A woman claims to have come face to face with God
An Arizona woman whose heart stopped beating for 27 minutes claims she saw God face to face in heaven and it was He who orchestrated her “medically documented miracle” and graciously brought her back to life. Scribbled on a piece of paper by her bed, her first words were: “It’s real.”
“I was before the face of God. It’s a one in a million thing, and God decided for me to do it for a reason,” Tina Hines, who is determined to spread her testimony, told The Epoch Times.
“For the 27 minutes that I was dead, they had no signs of life – no breathing, no pulse that would show on the monitor. I didn’t need this [zážitek blízké smrti] it made me believe that God is real and that heaven is real. I have always believed it, deeply and enthusiastically. But God gave it to me as a gift so that I could continue to share it.”
After Hines suffered sudden cardiac arrest, she was resuscitated.
“A lot of people want to know, ‘Did you see your family? Have you seen your pets that died?’ I saw nothing but Jesus. There were no words, just the presence of Jesus who was with me – I saw the face of my beautiful Savior. His beautiful, amazing face stood before me. Just Him and me there together, with His arms stretched out to me and wide open, drawing me into Him. We just looked at each other. There were no words, just the presence. I was really blinded by the yellow, the bright yellow that was there, and the lights that came behind Him.”

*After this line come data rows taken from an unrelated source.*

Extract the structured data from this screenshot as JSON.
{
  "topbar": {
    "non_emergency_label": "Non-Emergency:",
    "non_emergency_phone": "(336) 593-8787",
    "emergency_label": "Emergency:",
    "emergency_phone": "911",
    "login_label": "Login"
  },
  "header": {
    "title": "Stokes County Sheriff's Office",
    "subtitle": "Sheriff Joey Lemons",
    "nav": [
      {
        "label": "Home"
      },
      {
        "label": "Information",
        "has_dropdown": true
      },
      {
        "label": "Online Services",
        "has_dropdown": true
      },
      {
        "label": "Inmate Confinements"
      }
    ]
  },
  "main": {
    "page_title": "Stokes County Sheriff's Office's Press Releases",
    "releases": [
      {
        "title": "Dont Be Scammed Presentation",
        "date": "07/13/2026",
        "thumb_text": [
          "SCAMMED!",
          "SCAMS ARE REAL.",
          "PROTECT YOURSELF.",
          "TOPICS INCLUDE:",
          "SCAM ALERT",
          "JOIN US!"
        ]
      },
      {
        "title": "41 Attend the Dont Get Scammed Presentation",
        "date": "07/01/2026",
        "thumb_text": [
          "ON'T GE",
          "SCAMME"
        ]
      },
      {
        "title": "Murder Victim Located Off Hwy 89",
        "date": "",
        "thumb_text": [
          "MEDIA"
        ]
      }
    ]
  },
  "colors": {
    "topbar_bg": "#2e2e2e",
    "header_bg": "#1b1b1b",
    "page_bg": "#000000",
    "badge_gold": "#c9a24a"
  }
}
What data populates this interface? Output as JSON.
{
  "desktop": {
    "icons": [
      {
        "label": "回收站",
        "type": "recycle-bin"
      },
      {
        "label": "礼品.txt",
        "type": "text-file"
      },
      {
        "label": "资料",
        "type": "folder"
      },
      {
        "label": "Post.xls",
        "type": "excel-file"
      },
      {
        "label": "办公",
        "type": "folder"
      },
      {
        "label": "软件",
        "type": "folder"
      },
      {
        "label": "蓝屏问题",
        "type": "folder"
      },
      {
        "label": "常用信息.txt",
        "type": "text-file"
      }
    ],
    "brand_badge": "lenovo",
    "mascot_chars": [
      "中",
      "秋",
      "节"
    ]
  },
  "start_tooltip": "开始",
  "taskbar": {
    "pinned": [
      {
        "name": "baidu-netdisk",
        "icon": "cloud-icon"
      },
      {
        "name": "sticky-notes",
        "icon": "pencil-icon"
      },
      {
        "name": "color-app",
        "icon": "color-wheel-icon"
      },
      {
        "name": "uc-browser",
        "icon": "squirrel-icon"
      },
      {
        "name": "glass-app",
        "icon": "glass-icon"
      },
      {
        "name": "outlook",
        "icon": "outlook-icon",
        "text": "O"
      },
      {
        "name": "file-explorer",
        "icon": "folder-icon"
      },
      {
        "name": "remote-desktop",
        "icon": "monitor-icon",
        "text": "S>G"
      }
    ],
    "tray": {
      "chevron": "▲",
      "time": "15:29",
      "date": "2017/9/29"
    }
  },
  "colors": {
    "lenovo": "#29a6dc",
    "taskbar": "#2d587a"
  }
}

Hines accepts the skepticism of non-believers, saying that while doctors may say it was “just loss of oxygen and hallucinations,” her story is no exaggeration. “It was seeing Jesus face to face with arms outstretched, just comforting me, no pain, no trauma, no drama. It was right in front of the Lord,” she said. “Then he sent me back.”
Three days after the heart attack, Ms. Hines had a 5-by-5-centimeter defibrillator implanted near her left collarbone to monitor her heart rate. She was released from the hospital the next day.
Another of our editors, Louise Chambers, contributed to this article. The article was originally published by the American editorial office of the Epoch Times.